The South African gaming scene is a rapidly growing phenomenon that has had some recent controversy revolving around support for local servers. Sure, having lower ping is a great experience but overall there is way more to look at, so let’s dive into the concept of South African dedicated servers and look at some of the good, and the bad, aspects of it all.
South African gaming has been plagued with connectivity problems and players experiencing high latency, even to servers hosted just a city away. Popular titles are launching on the global gaming market and every week we are greeted with a new “Bring <insert game name here> to South Africa” and it’s starting to rattle some nerves.
Before we dive into the realities we face as a gaming community, we need to first take a look at some examples of petitions and discussions that are brought up.
The Petitions and Discussions:
- Overwatch South African (African) Servers – Blizzard (Discussion)
- Investigate South African Peering Server Viability for all Blizzard games. (2,179 Supporters)
- PUBG – African Regional Server for PLAYERUNKNOWNS BATTLEGROUNDS (5 Supporters)
- H1Z1 KOTK South African Servers (136 Supporters)
- PUBG South African Server Request (845 Supporters)
- PUBG – Petition for African/South African server! (Discussion)
- Smite – Provide South African servers (391 Supporters)
- League of Legends – Give Africa a Server (2,019 Supporters)
All the above petitions and discussions are focused around getting a “better ping” in-game, which should be only one thing that players look at when diving into competitive play in particular. While ping can play a huge role in a player’s ability to succeed at multiplayer titles, this should not be the main focus of all these petitions as there are a lot of other aspects that the addition of local servers will not solve (and will actually just make worse).
To many gamer, having high latency is probably one of the most common rage-inducing aspects of gaming, and it is extremely frustrating to deal with (so much that we create petitions).
However, each game has its own take of “lag” or “high ping” which can be taken to different levels, each with their own unique twist so let’s have a look at some popular titles in today’s discussion, and which servers they have.
- Battlefield 1 – South African servers were introduced.
- Overwatch – South Africans play on European servers, sorted by lowest ping.
- League of Legends – Players get to choose their region, from European, American and Asian servers.
- Counter-Strike: Global Offensive – Players have a wide range of official and community run servers.
- Playerunknown’s Battleground – Players will be using mostly European and American hosted servers.
- H1Z1: King of the Kill – Players mostly play on European servers.
The Latency and Lag Effects:
As we mentioned in the previous topic, latency or more commonly ping affects each game on a different scale.
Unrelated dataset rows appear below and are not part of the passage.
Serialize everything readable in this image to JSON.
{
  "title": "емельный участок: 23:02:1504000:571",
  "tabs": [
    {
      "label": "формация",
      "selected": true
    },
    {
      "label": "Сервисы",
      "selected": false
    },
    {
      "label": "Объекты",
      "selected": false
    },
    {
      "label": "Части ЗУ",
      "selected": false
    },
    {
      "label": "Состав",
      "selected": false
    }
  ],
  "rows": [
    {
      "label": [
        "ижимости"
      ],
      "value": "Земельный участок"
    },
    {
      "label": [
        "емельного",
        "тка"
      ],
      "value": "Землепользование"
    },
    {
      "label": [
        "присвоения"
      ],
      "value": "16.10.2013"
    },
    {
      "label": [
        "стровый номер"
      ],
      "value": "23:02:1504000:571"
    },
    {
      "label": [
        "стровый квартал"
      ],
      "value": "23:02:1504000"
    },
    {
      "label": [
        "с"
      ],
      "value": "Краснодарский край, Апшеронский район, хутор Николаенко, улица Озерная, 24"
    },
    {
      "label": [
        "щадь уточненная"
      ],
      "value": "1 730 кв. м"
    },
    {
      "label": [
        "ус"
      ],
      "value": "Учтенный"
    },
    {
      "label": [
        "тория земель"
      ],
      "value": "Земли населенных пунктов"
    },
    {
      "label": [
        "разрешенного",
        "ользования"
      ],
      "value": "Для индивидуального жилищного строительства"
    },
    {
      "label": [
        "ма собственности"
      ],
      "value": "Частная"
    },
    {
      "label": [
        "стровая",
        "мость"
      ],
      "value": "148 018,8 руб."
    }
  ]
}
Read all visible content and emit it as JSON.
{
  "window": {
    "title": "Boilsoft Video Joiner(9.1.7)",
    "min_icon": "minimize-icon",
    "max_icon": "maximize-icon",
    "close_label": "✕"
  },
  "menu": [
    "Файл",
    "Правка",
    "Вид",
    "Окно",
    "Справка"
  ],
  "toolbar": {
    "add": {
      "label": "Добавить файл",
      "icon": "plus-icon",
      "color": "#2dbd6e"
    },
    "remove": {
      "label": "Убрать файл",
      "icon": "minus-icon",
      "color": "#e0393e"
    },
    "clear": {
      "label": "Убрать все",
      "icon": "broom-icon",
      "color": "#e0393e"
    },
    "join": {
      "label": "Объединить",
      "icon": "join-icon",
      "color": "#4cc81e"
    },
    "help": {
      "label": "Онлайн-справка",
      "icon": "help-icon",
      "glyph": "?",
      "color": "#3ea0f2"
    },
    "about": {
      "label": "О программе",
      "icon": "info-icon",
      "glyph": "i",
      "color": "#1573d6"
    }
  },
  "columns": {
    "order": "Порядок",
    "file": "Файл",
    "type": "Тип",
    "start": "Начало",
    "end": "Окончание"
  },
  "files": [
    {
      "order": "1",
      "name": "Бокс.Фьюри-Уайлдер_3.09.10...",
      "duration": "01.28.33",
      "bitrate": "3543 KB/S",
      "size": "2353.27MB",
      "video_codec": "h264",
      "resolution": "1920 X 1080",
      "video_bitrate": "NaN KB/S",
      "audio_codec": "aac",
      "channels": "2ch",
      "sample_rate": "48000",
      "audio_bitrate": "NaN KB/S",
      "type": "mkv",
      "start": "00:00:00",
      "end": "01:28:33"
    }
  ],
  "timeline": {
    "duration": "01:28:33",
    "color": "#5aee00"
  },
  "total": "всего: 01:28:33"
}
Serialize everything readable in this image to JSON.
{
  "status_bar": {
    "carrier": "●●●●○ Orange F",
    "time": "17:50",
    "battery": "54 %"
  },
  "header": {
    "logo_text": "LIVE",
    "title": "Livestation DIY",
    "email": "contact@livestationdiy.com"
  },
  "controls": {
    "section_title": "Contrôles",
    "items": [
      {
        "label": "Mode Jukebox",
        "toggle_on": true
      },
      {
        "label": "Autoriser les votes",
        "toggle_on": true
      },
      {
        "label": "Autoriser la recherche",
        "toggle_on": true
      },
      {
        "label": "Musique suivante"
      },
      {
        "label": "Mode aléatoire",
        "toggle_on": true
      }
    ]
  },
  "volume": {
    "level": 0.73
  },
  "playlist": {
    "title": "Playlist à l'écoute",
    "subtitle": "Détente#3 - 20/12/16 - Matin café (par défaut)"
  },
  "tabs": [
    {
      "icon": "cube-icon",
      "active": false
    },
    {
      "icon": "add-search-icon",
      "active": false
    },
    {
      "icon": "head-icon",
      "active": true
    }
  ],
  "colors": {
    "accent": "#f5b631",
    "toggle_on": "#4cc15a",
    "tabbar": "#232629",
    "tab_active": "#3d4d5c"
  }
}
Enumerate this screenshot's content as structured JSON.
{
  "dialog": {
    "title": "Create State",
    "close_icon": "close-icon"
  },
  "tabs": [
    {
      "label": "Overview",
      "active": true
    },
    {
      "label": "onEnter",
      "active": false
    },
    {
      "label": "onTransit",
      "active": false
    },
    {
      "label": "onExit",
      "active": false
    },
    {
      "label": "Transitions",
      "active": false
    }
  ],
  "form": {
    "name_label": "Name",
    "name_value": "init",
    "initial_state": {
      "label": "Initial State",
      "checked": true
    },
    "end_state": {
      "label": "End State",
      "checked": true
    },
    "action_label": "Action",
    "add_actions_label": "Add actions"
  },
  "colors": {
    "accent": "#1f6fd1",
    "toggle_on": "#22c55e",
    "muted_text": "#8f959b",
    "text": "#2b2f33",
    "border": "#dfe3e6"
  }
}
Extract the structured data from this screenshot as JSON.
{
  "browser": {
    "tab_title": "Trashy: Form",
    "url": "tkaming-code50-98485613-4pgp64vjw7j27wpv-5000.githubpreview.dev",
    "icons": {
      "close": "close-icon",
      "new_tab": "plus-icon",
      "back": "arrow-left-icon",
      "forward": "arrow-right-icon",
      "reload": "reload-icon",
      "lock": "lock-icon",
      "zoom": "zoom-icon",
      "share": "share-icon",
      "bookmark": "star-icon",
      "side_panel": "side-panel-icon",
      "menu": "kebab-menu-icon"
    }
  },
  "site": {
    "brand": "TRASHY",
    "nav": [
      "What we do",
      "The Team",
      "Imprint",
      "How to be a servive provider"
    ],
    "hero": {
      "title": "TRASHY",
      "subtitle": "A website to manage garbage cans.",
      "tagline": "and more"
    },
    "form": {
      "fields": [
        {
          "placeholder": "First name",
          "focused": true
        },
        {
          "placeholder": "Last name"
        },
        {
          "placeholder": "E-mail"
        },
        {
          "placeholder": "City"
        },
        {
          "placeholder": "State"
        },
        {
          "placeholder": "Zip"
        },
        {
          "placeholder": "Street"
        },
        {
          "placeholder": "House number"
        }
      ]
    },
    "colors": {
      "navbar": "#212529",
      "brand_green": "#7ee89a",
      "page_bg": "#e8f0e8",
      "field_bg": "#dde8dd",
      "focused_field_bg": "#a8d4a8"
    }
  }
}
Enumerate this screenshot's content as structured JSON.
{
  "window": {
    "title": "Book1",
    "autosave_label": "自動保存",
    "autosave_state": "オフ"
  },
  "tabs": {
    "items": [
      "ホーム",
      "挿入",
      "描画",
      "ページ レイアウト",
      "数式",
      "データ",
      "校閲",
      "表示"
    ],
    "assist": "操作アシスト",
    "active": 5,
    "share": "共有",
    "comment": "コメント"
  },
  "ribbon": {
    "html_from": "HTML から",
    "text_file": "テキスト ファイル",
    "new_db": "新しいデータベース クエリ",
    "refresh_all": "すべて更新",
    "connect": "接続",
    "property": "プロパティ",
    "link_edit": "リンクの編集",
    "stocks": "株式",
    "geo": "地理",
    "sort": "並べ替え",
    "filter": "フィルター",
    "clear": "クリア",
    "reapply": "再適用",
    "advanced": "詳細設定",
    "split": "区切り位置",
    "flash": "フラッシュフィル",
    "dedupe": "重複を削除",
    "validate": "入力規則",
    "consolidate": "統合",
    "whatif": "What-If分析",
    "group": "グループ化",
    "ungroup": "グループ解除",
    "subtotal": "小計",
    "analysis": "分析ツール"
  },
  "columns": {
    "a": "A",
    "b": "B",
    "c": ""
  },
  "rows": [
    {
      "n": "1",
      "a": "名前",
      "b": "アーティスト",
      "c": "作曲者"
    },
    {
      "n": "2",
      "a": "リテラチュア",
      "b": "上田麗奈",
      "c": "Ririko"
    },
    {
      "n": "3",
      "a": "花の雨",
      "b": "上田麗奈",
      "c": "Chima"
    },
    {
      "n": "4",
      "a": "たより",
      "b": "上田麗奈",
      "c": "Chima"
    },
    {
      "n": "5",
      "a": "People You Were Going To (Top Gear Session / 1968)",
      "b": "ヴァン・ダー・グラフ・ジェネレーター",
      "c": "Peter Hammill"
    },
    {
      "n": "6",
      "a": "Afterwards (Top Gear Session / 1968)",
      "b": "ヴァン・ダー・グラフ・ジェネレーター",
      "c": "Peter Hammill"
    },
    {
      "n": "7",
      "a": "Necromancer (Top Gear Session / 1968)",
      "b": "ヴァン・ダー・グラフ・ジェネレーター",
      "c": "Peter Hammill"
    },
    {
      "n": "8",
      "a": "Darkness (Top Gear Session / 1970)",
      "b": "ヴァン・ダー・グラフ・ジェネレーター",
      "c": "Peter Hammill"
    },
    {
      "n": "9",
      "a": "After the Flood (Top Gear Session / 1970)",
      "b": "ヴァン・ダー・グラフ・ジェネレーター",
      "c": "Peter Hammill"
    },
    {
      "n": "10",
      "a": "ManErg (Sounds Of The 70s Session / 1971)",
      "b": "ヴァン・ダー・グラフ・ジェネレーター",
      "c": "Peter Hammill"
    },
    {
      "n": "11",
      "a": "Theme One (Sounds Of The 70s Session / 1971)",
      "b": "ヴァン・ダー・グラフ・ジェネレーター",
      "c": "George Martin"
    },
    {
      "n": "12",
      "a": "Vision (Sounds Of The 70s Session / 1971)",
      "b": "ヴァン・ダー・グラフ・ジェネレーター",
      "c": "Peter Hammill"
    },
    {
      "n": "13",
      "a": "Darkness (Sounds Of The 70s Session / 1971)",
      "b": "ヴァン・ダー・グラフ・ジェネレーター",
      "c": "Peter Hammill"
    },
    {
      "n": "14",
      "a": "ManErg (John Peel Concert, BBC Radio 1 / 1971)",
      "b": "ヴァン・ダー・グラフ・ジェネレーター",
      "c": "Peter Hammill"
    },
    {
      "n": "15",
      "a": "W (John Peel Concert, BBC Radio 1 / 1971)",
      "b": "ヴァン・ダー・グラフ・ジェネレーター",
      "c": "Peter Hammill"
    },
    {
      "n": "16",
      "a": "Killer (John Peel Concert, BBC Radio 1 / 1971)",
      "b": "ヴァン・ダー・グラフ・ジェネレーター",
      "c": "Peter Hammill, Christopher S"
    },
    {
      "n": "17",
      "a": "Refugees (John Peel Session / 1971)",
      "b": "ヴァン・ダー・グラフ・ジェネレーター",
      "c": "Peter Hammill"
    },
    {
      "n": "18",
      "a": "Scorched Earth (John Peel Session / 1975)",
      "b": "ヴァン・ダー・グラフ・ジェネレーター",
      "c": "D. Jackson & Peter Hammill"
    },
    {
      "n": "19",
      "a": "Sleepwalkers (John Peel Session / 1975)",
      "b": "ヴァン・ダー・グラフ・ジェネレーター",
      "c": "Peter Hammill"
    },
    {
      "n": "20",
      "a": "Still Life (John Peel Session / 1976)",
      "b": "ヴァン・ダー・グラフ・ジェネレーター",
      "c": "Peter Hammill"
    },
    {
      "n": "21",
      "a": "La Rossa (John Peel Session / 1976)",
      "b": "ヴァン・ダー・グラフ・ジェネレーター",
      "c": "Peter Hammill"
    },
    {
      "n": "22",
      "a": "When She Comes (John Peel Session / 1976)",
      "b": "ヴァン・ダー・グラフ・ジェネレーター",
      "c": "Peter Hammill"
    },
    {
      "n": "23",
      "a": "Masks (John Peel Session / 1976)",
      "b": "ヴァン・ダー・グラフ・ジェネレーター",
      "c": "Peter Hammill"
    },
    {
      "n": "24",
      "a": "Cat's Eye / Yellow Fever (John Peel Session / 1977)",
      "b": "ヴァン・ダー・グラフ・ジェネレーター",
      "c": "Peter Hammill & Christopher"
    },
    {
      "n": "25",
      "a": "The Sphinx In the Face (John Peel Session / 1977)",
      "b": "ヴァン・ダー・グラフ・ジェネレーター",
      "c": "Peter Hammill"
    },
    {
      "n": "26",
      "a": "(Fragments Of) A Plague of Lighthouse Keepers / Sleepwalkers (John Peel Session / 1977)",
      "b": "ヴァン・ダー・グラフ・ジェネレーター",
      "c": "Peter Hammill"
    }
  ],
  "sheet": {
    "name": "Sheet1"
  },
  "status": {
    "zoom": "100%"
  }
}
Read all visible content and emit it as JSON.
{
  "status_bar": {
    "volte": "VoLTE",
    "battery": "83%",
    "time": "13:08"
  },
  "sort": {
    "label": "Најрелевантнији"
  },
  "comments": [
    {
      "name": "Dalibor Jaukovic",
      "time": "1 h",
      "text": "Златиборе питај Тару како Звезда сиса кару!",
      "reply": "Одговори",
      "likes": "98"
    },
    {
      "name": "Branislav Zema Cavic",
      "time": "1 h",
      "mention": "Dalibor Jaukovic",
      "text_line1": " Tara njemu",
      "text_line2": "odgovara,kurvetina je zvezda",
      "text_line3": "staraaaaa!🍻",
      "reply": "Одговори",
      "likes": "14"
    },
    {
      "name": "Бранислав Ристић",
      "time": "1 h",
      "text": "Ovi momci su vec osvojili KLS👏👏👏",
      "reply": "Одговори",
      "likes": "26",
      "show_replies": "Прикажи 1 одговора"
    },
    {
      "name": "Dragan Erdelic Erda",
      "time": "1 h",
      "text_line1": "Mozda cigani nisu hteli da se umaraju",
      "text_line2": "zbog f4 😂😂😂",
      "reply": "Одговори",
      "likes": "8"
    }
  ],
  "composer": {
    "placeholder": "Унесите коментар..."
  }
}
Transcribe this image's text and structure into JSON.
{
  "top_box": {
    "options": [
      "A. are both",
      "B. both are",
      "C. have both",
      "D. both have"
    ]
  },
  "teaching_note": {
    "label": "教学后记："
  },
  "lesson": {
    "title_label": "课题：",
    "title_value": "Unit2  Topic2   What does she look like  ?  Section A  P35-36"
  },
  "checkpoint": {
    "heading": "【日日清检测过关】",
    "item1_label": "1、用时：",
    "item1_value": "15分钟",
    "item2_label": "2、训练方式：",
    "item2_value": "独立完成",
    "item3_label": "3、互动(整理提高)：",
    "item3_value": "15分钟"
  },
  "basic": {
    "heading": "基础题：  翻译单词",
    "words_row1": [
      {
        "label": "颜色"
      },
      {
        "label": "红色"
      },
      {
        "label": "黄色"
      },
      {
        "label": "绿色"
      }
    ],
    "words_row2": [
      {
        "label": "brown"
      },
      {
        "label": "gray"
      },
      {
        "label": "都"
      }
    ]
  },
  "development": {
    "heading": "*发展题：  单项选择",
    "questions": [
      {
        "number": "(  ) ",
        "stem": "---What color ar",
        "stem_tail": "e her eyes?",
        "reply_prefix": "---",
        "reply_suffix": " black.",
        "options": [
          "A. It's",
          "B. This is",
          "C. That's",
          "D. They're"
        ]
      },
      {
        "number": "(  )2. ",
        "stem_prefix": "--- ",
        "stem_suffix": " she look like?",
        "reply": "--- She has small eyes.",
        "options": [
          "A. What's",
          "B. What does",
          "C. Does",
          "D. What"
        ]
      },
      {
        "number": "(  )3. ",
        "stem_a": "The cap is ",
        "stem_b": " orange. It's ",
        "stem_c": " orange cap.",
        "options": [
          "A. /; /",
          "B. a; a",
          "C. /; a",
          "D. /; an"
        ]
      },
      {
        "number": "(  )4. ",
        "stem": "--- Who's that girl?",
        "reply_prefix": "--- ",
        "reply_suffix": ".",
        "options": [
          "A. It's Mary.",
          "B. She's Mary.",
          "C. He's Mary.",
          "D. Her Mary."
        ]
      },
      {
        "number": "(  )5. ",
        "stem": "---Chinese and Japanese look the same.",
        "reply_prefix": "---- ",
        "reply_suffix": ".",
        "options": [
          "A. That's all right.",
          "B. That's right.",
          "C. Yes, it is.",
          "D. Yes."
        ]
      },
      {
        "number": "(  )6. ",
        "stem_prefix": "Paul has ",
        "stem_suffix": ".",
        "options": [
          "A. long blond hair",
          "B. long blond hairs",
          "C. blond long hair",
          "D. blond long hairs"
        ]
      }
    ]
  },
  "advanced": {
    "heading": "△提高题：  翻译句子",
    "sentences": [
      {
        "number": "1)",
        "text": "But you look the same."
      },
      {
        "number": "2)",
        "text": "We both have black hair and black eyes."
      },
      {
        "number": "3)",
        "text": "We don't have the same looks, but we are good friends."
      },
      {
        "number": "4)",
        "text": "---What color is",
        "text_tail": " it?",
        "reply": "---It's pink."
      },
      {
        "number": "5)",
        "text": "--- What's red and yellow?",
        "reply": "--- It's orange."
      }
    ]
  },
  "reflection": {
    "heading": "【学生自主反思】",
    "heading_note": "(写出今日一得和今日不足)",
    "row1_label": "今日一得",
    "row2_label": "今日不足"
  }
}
For example, CS:GO is often unresponsive or feels “sluggish” once players experience a ping of more than 100ms, while games like Overwatch are totally responsive on a 180ms ping mark.
Sure, having the lowest latency possibly does mean that we can have faster responses in games like League of Legends, but often if you work on improving your gear, reaction time and predictions it will benefit you way more than simply getting a lower ping.
Local Servers: Good or Bad?
This brings us to the main topic of the whole article, which all revolves around the South African gaming community and what having a local server means for the title. The main point of argument and reason everybody brings up locals servers up is to lower the ping of the players.
Pros of having a local server:
- Lower Latency, a key issue in being able to play successfully in all of the FPS range games.
- We would be able to play against other South Africans, leaving us to judge how good we are on the local scale.
- We would experience a giant leap in game search time. One of the major enjoyments of the game is to simply spend a few seconds (15-40) to find a game, leaving you right in the action when you want a quick game.
- We would split the community as some players would want to play on the Europe servers anyway.
- Having a local server would once again separate us from the European and Global scene.
Wait time example – If we were to request servers for PUBG which generally requires around 30 players to experience a fully fledged and entertaining battle, we would be left with extremely painful wait times for a game. Sure there may be a thousand players, but these players might not be as active as we like to believe. Not to mention that nobody wants to wait an hour or more just to find a game.
Community Separation Example – If League of Legends got a South African server, chances are some of the “better players” would rather play on European servers to climb the global ladder, rather than sit with the smaller player base where everybody would be Master or Challenger. This means the community will be split into two parts, which benefits nobody.
The Verdict: Having a lower latency for any title is a nice thing to have, but players need to look at the greater picture for their respective titles.
Titles like Battlefield 1, PUBG, Overwatch and League of Legends aren’t as limited by high ping as other titles like Counter-Strike: Global Offensive and the community should focus on growing the local talent rather than separating it from the global stage.
South Africans have finally got some titles that allow us to compete on the international stage, joining the world of esports like we have always dreamed about, and I personally see no reason for players that just want a lower ping to destroy that.
Tl;dr: Some games need local servers, others don’t. Put the community growth above blaming the latency as a limitation.